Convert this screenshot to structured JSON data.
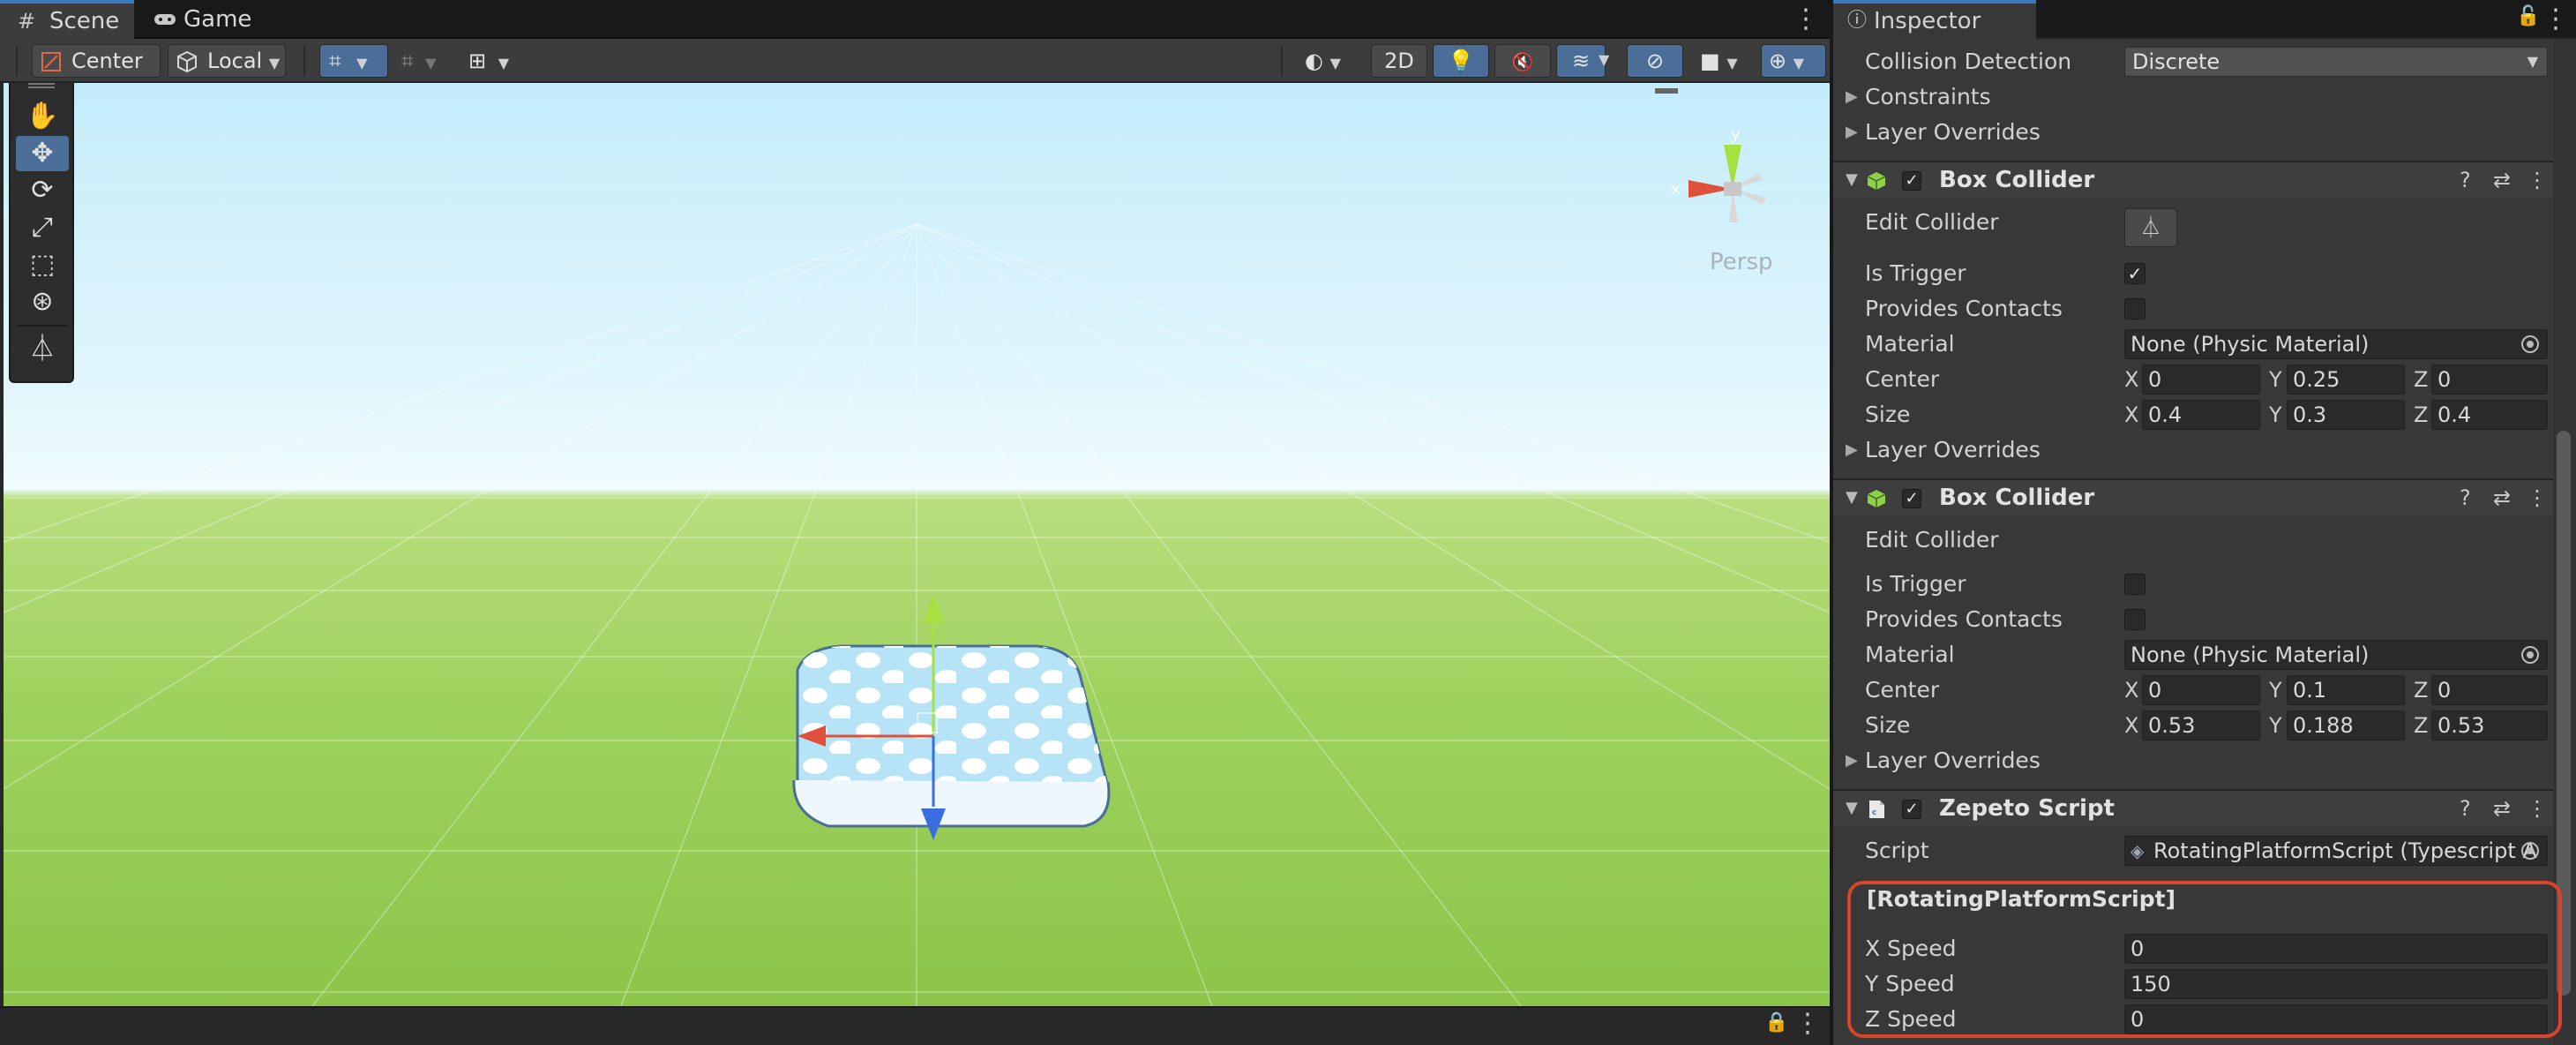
{
  "scene_panel": {
    "tabs": [
      {
        "label": "Scene",
        "icon": "grid-icon"
      },
      {
        "label": "Game",
        "icon": "gamepad-icon"
      }
    ],
    "toolbar": {
      "pivot_label": "Center",
      "space_label": "Local",
      "mode_2d": "2D"
    },
    "gizmo": {
      "x_label": "x",
      "y_label": "y",
      "persp_label": "Persp"
    },
    "tools": [
      "hand-tool-icon",
      "move-tool-icon",
      "rotate-tool-icon",
      "scale-tool-icon",
      "rect-tool-icon",
      "transform-tool-icon",
      "custom-tool-icon"
    ]
  },
  "inspector": {
    "tab_label": "Inspector",
    "rigidbody": {
      "collision_detection_label": "Collision Detection",
      "collision_detection_value": "Discrete",
      "constraints_label": "Constraints",
      "layer_overrides_label": "Layer Overrides"
    },
    "box_collider_1": {
      "title": "Box Collider",
      "edit_collider_label": "Edit Collider",
      "is_trigger_label": "Is Trigger",
      "is_trigger": true,
      "provides_contacts_label": "Provides Contacts",
      "provides_contacts": false,
      "material_label": "Material",
      "material_value": "None (Physic Material)",
      "center_label": "Center",
      "center": {
        "x": "0",
        "y": "0.25",
        "z": "0"
      },
      "size_label": "Size",
      "size": {
        "x": "0.4",
        "y": "0.3",
        "z": "0.4"
      },
      "layer_overrides_label": "Layer Overrides"
    },
    "box_collider_2": {
      "title": "Box Collider",
      "edit_collider_label": "Edit Collider",
      "is_trigger_label": "Is Trigger",
      "is_trigger": false,
      "provides_contacts_label": "Provides Contacts",
      "provides_contacts": false,
      "material_label": "Material",
      "material_value": "None (Physic Material)",
      "center_label": "Center",
      "center": {
        "x": "0",
        "y": "0.1",
        "z": "0"
      },
      "size_label": "Size",
      "size": {
        "x": "0.53",
        "y": "0.188",
        "z": "0.53"
      },
      "layer_overrides_label": "Layer Overrides"
    },
    "zepeto_script": {
      "title": "Zepeto Script",
      "script_label": "Script",
      "script_value": "RotatingPlatformScript (Typescript A",
      "section_title": "[RotatingPlatformScript]",
      "x_speed_label": "X Speed",
      "x_speed": "0",
      "y_speed_label": "Y Speed",
      "y_speed": "150",
      "z_speed_label": "Z Speed",
      "z_speed": "0"
    },
    "axis": {
      "x": "X",
      "y": "Y",
      "z": "Z"
    }
  },
  "colors": {
    "accent": "#3a79bb",
    "highlight": "#d9442c",
    "grass": "#9ed25e",
    "sky": "#c4ecfa"
  }
}
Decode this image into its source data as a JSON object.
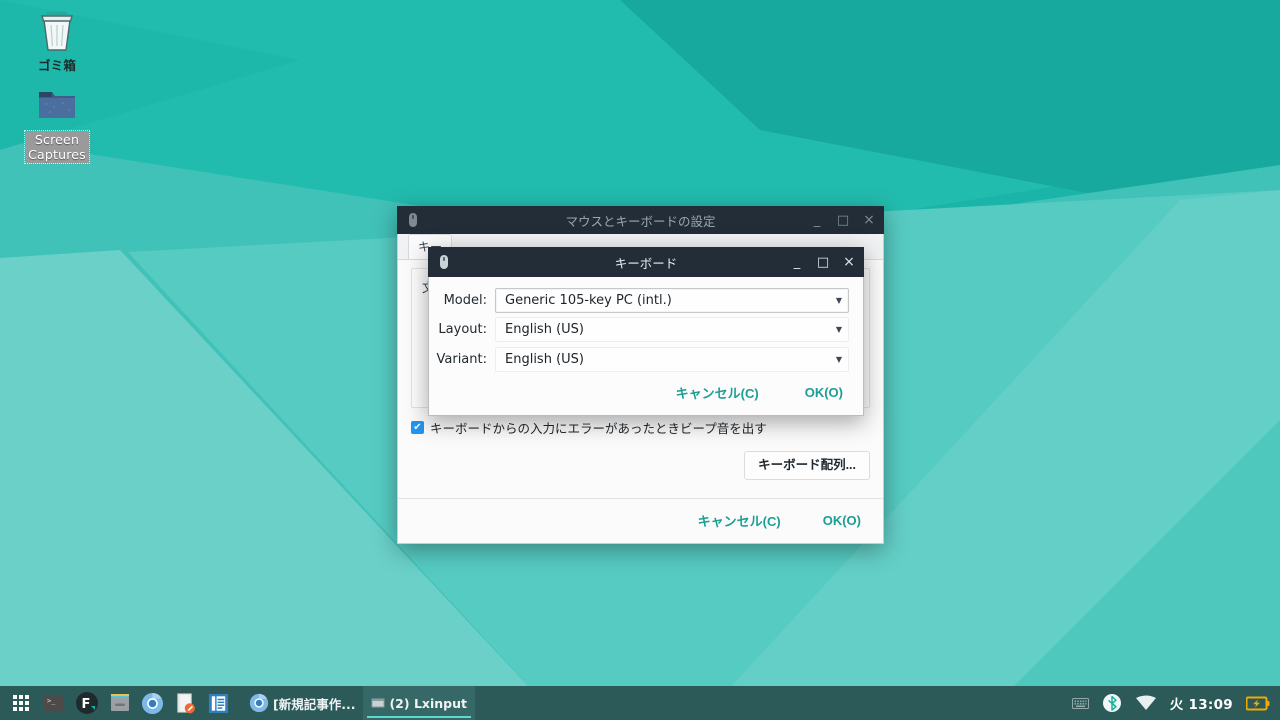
{
  "desktop": {
    "icons": [
      {
        "name": "trash",
        "label": "ゴミ箱",
        "icon": "trash-icon"
      },
      {
        "name": "screen-captures",
        "label": "Screen\nCaptures",
        "label_line1": "Screen",
        "label_line2": "Captures",
        "icon": "folder-icon"
      }
    ],
    "wallpaper_colors": {
      "base": "#1ab5a8",
      "light": "#5cc9c1",
      "lighter": "#74d2cb",
      "mid": "#41c2b8",
      "dark": "#16a89c"
    }
  },
  "parent_window": {
    "title": "マウスとキーボードの設定",
    "icon": "mouse-icon",
    "titlebar_buttons": {
      "minimize": "_",
      "maximize": "□",
      "close": "×"
    },
    "tab_label": "キー",
    "group_text": "文",
    "beep_checkbox": {
      "label": "キーボードからの入力にエラーがあったときビープ音を出す",
      "checked": true,
      "mark": "✔"
    },
    "keyboard_layout_button": "キーボード配列...",
    "actions": {
      "cancel": "キャンセル(C)",
      "ok": "OK(O)"
    },
    "accent_color": "#1b9e93"
  },
  "keyboard_dialog": {
    "title": "キーボード",
    "icon": "mouse-icon",
    "titlebar_buttons": {
      "minimize": "_",
      "maximize": "□",
      "close": "×"
    },
    "fields": [
      {
        "name": "model",
        "label": "Model:",
        "value": "Generic 105-key PC (intl.)",
        "focused": true
      },
      {
        "name": "layout",
        "label": "Layout:",
        "value": "English (US)",
        "focused": false
      },
      {
        "name": "variant",
        "label": "Variant:",
        "value": "English (US)",
        "focused": false
      }
    ],
    "caret": "▼",
    "actions": {
      "cancel": "キャンセル(C)",
      "ok": "OK(O)"
    }
  },
  "taskbar": {
    "launchers": [
      {
        "name": "app-menu",
        "icon": "grid-menu-icon"
      },
      {
        "name": "terminal",
        "icon": "terminal-icon"
      },
      {
        "name": "fcitx",
        "icon": "fcitx-icon",
        "letter": "F"
      },
      {
        "name": "file-manager",
        "icon": "file-cabinet-icon"
      },
      {
        "name": "chromium",
        "icon": "chromium-icon"
      },
      {
        "name": "text-editor",
        "icon": "notepad-edit-icon"
      },
      {
        "name": "document-viewer",
        "icon": "document-list-icon"
      }
    ],
    "windows": [
      {
        "name": "chromium-window",
        "icon": "chromium-icon",
        "label": "[新規記事作...",
        "active": false
      },
      {
        "name": "lxinput-window",
        "icon": "window-icon",
        "label": "(2) Lxinput",
        "active": true
      }
    ],
    "tray": [
      {
        "name": "keyboard-indicator",
        "icon": "keyboard-icon"
      },
      {
        "name": "bluetooth",
        "icon": "bluetooth-icon"
      },
      {
        "name": "wifi",
        "icon": "wifi-icon"
      }
    ],
    "clock": "火 13:09",
    "battery": {
      "name": "battery",
      "icon": "battery-charging-icon",
      "color": "#f6a800"
    }
  }
}
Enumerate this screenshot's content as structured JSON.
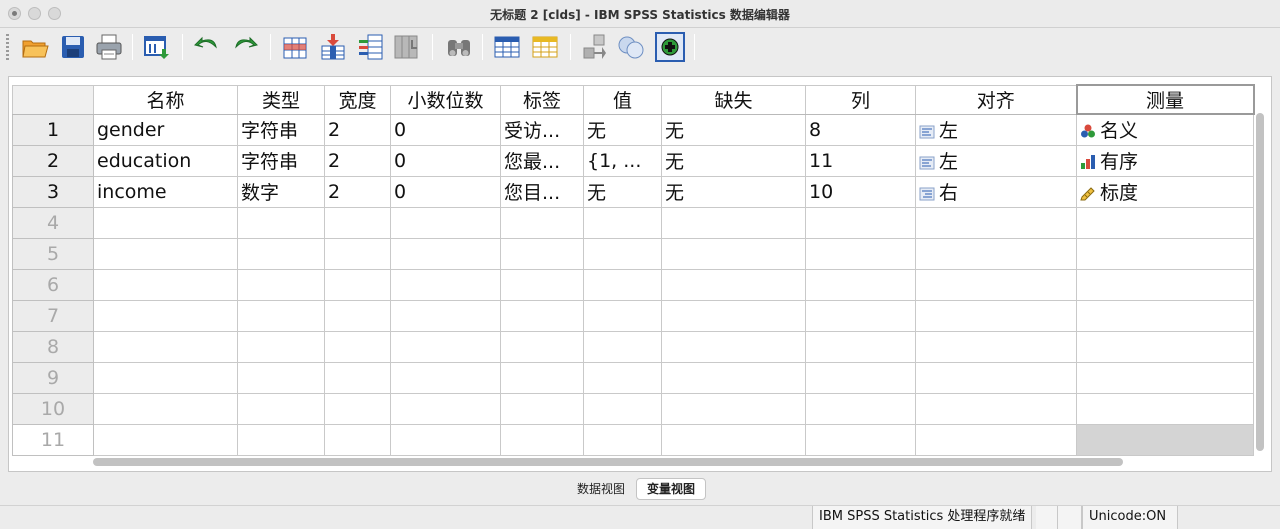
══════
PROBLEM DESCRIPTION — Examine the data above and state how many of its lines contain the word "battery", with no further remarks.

ANSWER FOR THE TASK — 3